Cities Innovation Transportation

Which Countries Are Winning the Self-Driving Race?

A new study from KPMG International ranks the Netherlands as the country most ready to support driverless cars, followed by Singapore and the United States. China ranks 16th.   More

Analytics & Data Finance Security & Privacy

The Fin-ternet of Things: Connecting Everything Means Rethinking Money

The coming world of the Internet of Everything means driverless cars making per-minute toll payments, lightbulbs that pick an energy vendor, IP royalties paid by devices themselves in real time, and investment decisions made by robo-advisors. This more efficient world will mean changes for banks, investment, and the way all of us live.   More

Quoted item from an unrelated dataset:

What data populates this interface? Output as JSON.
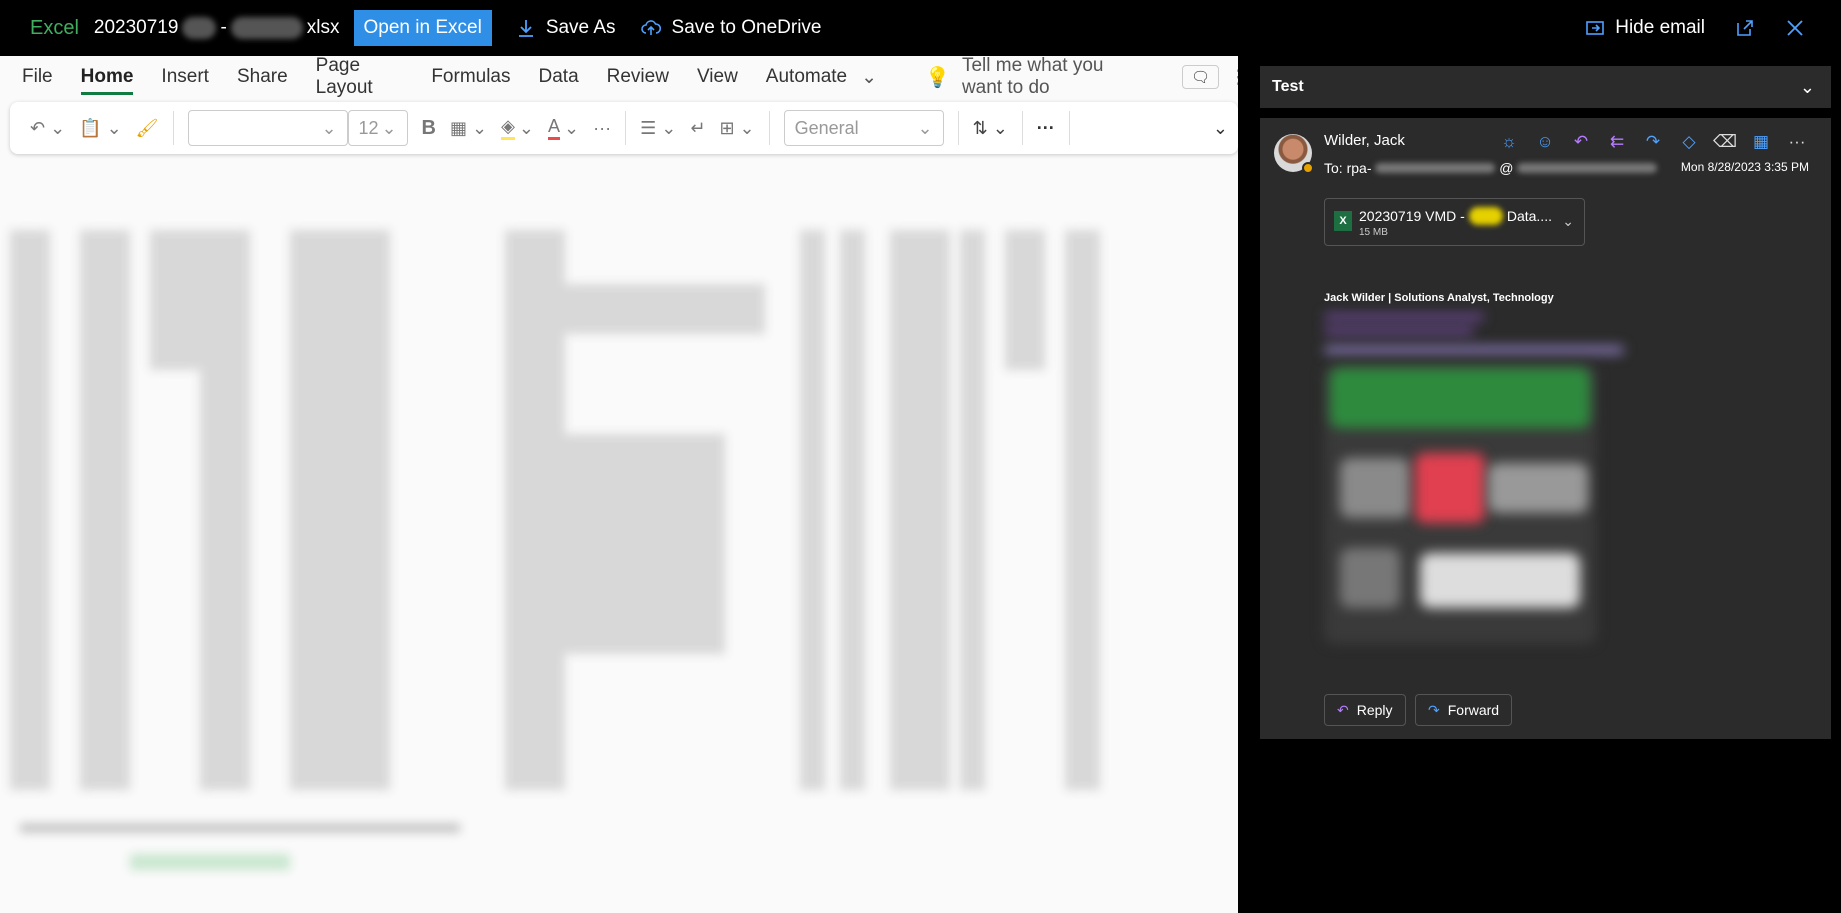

Government Manufacturing

Driverless Cars Debut Soon—But Will We Be Ready for Them?

Is operating a driverless car legal? With Tesla, Audi, and Cadillac all set to roll out vehicles featuring autonomous functions over the next year—in a legal climate where the federal government and a majority of states lack any regulation at all—the question is difficult to address, but urgently demands an answer. Many automakers say that if a state doesn’t expressly bar hands-free driving, it’s permitted. And legal experts agree. But they also point out that how police officers elect to actually handle driverless cars is another matter.   More

Global Tech

Smart Car Race Speeds Up in China

China is quickly living up to its copycat reputation in the smart car space, with the latest word that Tencent will enter the business in a tie-up with Taiwanese contract manufacturing giant Foxconn. That pair are following Google into the area, but they certainly aren’t the first Chinese to mimic the world’s largest Internet company. That distinction would probably go to Chinese Internet search leader Baidu, which last year announced its own smart car initiative that was also back in the headlines this week as CEO Robin Li discussed the plan. Yet another similar initiative is also in the headlines today, as online video sensation LeTV discussed its own plans to show off its first smart car at the Shanghai auto show next month. This kind of copycatting and bandwagon mentality has become all too common among China’s Internet companies, who all worry about getting left behind by the competition.   More